Interface dataset entries
.....
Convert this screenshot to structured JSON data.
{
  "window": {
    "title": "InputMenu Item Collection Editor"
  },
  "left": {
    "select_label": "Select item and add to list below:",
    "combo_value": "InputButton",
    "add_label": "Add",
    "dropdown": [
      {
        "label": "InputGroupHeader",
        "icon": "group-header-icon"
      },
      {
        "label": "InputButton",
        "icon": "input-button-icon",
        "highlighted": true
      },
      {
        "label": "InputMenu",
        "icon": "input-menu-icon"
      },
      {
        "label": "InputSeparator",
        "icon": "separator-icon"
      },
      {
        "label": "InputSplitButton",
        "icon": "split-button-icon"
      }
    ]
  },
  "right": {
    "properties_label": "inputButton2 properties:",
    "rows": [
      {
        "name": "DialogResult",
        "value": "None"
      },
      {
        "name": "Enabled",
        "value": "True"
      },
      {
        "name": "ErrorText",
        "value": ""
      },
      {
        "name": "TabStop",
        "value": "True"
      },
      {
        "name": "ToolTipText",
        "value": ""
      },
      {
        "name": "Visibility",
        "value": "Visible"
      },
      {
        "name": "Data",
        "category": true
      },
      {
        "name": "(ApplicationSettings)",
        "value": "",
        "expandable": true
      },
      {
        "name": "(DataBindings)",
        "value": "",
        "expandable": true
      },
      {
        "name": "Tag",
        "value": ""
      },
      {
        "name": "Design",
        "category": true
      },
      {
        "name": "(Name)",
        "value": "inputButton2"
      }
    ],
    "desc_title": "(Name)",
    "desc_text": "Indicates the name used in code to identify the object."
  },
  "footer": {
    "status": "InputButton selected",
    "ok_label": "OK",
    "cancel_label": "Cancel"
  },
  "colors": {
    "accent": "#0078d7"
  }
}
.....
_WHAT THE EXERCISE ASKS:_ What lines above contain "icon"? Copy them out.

_OUTPUT OF THE TASK:_
        "icon": "group-header-icon"
        "icon": "input-button-icon",
        "icon": "input-menu-icon"
        "icon": "separator-icon"
        "icon": "split-button-icon"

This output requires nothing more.